The lines to copy are those holding the string "this" in the entries below.

═════ Records to use

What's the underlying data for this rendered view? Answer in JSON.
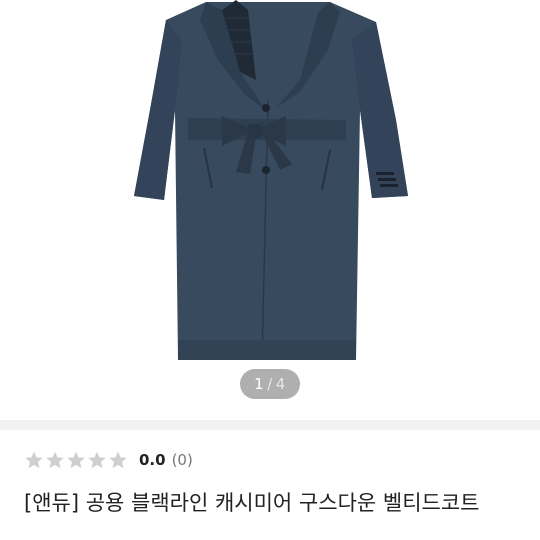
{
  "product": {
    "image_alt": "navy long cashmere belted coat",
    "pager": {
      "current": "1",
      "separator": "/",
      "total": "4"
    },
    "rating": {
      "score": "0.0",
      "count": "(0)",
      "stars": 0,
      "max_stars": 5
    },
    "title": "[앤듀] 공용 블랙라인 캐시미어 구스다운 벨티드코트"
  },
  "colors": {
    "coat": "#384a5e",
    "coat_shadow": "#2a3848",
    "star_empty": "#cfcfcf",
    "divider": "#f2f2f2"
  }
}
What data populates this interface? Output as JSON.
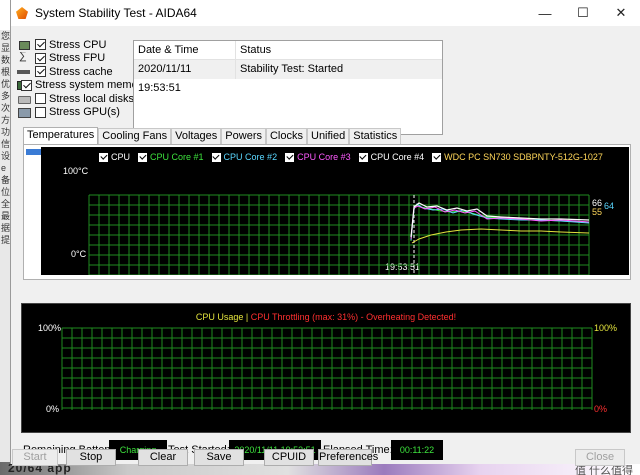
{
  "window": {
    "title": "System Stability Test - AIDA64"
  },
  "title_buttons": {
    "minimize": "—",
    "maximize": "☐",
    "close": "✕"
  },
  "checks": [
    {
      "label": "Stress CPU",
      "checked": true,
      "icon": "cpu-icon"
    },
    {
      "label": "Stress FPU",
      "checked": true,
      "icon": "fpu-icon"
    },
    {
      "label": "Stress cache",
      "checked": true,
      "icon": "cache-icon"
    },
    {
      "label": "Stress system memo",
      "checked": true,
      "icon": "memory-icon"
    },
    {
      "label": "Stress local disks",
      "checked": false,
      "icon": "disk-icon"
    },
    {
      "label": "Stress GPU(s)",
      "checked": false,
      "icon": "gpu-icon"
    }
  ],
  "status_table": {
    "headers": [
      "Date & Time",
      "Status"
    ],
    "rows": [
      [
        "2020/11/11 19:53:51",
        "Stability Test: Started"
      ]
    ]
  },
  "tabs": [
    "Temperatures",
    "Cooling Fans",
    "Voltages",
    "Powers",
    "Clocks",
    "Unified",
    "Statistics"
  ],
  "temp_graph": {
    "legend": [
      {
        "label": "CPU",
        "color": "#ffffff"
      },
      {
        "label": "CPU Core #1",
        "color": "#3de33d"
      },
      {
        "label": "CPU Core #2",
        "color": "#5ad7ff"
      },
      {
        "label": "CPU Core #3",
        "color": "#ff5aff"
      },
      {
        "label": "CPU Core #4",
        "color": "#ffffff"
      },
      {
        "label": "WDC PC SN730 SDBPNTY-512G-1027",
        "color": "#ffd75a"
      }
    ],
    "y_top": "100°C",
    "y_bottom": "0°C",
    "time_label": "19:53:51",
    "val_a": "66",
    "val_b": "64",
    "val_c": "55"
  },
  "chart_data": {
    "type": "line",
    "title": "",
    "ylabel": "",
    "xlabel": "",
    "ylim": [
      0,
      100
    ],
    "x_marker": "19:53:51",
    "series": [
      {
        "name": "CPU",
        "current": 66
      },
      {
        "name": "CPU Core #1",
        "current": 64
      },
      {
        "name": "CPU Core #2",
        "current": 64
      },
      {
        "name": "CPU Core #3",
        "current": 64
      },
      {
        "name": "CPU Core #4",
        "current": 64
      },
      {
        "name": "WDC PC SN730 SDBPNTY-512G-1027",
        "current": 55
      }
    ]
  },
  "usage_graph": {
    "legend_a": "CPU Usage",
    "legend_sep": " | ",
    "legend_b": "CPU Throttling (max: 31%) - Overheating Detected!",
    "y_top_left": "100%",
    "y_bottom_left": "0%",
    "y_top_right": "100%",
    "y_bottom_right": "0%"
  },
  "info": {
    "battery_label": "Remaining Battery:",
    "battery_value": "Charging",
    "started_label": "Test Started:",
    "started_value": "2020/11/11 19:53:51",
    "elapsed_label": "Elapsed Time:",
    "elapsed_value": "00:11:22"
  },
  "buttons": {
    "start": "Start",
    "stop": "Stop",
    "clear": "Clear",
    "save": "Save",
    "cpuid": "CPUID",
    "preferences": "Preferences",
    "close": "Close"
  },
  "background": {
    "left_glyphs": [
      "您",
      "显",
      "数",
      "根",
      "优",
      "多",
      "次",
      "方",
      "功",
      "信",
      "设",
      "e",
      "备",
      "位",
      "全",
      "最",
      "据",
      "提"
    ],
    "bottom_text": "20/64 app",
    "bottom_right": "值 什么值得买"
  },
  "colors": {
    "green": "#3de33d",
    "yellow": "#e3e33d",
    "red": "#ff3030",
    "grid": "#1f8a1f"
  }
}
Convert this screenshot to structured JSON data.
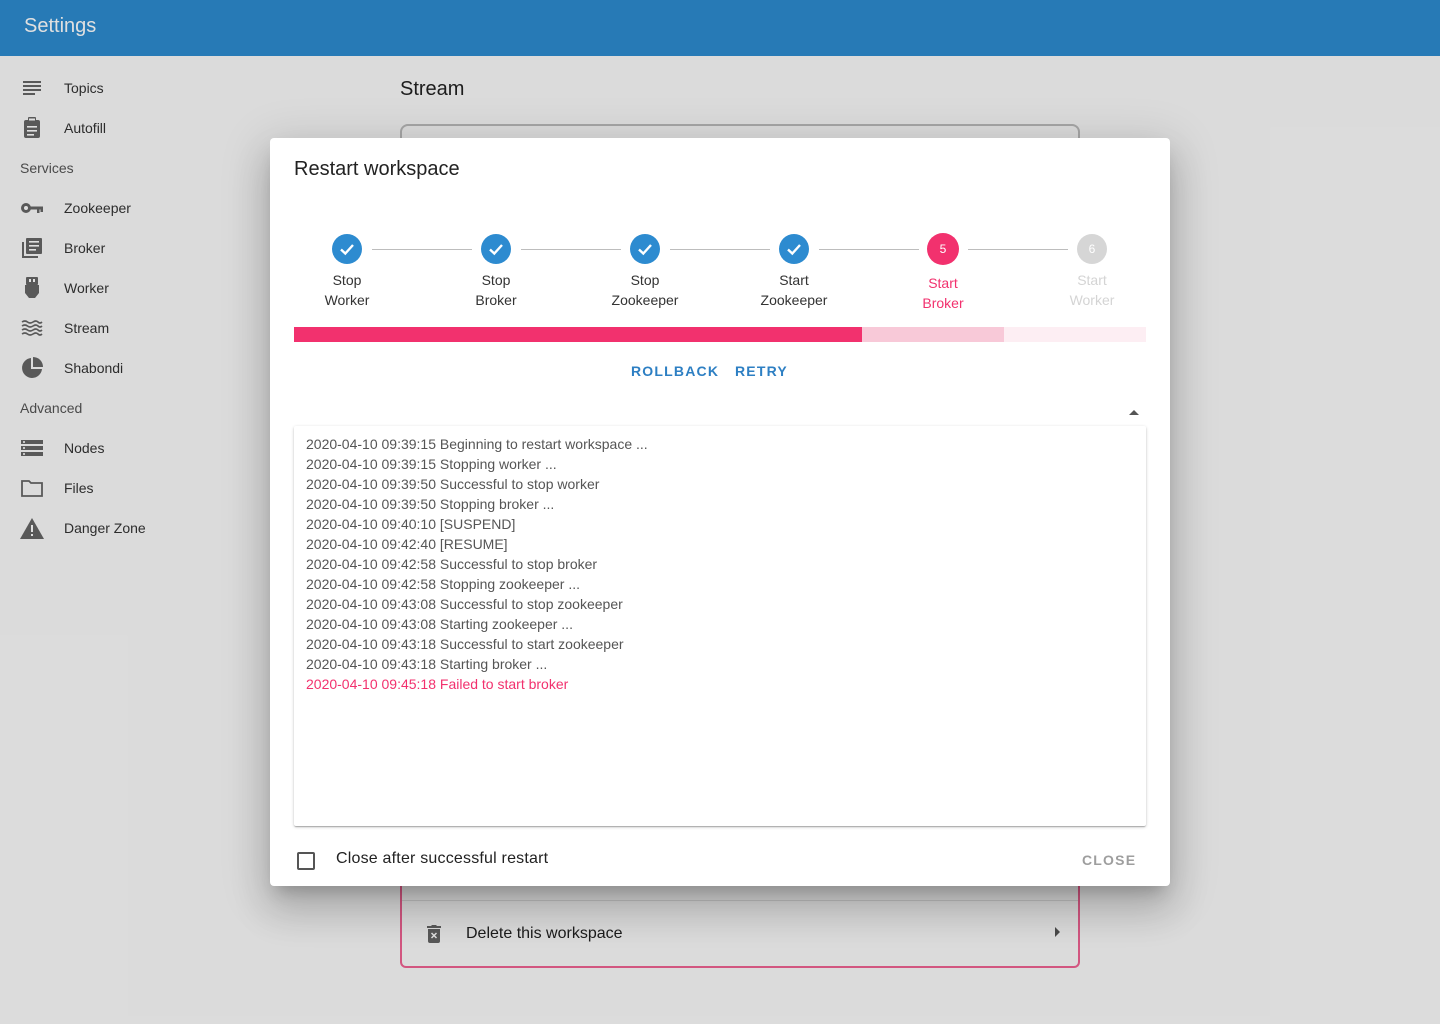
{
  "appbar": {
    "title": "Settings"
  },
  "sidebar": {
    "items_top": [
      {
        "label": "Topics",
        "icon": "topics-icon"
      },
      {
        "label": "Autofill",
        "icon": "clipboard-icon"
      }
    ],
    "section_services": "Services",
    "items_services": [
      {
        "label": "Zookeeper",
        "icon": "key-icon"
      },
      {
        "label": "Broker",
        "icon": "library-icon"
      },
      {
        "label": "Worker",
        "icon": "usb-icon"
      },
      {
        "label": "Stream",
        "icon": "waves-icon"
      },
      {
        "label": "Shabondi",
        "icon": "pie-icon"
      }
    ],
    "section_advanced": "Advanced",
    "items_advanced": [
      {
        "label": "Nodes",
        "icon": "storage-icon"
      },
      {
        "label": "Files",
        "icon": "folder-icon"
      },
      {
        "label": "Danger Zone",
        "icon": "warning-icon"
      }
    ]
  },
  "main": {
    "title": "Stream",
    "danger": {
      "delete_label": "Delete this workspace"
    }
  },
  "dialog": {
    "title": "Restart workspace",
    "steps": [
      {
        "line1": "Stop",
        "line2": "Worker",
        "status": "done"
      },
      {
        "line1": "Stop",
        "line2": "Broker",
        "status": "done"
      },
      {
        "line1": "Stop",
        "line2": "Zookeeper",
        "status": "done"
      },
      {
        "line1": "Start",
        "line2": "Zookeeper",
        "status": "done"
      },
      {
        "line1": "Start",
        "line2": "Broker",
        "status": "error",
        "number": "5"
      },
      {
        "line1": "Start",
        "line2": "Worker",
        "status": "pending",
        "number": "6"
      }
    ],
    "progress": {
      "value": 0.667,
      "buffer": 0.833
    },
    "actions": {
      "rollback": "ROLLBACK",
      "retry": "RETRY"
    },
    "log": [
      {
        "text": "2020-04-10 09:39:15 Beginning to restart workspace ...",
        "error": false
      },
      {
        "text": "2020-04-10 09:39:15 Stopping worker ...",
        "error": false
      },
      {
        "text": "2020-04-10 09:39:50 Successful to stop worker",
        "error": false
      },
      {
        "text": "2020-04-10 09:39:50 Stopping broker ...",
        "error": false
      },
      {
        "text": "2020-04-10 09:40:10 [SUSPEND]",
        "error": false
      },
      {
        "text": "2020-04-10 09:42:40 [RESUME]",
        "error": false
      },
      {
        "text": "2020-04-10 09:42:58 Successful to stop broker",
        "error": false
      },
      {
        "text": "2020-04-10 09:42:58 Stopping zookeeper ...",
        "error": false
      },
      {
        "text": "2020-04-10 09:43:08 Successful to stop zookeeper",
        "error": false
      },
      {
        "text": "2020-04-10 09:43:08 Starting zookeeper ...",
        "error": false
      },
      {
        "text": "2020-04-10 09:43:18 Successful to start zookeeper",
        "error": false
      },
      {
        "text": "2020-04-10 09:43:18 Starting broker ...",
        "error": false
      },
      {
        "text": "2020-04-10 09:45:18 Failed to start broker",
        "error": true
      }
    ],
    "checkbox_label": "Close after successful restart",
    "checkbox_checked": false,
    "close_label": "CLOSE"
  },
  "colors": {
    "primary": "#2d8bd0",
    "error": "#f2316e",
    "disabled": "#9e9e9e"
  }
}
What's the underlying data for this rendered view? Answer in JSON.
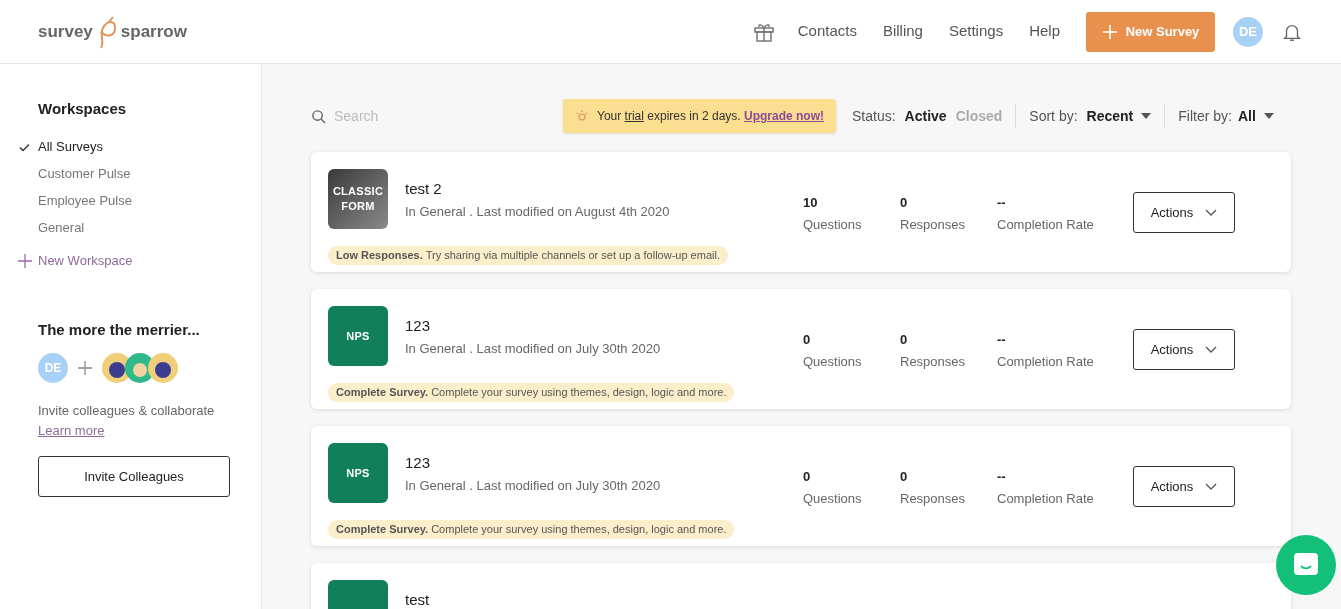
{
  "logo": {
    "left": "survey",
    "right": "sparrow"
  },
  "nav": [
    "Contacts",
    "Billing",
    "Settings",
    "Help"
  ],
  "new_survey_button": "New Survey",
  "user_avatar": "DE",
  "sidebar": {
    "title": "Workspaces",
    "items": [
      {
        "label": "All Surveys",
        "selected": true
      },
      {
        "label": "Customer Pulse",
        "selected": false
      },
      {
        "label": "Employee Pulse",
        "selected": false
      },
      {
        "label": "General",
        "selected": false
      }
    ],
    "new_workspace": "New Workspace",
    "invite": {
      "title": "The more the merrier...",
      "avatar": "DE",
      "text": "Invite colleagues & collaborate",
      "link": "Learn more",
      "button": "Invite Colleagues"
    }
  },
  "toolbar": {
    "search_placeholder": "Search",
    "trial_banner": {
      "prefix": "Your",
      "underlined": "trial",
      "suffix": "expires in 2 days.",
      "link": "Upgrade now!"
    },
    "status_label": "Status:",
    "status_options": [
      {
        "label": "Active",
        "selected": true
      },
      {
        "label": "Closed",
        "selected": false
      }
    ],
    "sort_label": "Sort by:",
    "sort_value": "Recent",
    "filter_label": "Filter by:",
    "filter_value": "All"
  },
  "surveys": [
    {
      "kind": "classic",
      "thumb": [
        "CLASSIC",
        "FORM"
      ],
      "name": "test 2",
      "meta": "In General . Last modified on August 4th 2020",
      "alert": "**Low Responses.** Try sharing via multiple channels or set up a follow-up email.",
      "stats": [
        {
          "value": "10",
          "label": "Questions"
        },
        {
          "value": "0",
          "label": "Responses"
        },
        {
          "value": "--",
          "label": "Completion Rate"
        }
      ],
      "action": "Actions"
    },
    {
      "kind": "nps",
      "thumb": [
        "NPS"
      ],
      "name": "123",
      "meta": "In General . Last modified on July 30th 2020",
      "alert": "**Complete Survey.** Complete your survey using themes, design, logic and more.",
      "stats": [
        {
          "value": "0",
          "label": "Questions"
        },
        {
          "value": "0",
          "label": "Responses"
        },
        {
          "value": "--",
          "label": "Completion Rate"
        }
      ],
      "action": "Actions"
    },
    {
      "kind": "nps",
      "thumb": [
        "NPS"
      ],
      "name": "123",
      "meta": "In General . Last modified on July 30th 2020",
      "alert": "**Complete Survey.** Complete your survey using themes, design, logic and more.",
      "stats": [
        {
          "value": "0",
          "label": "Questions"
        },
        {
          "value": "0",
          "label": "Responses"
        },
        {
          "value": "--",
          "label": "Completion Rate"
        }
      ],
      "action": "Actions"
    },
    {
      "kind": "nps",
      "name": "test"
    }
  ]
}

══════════

* Finished task *
What's the underlying data for this rendered view? Answer in JSON.
What data populates this interface? Output as JSON.
Convert this screenshot to structured JSON data.
      "delete_label": "Delete this workspace"
What's the underlying data for this rendered view? Answer in JSON.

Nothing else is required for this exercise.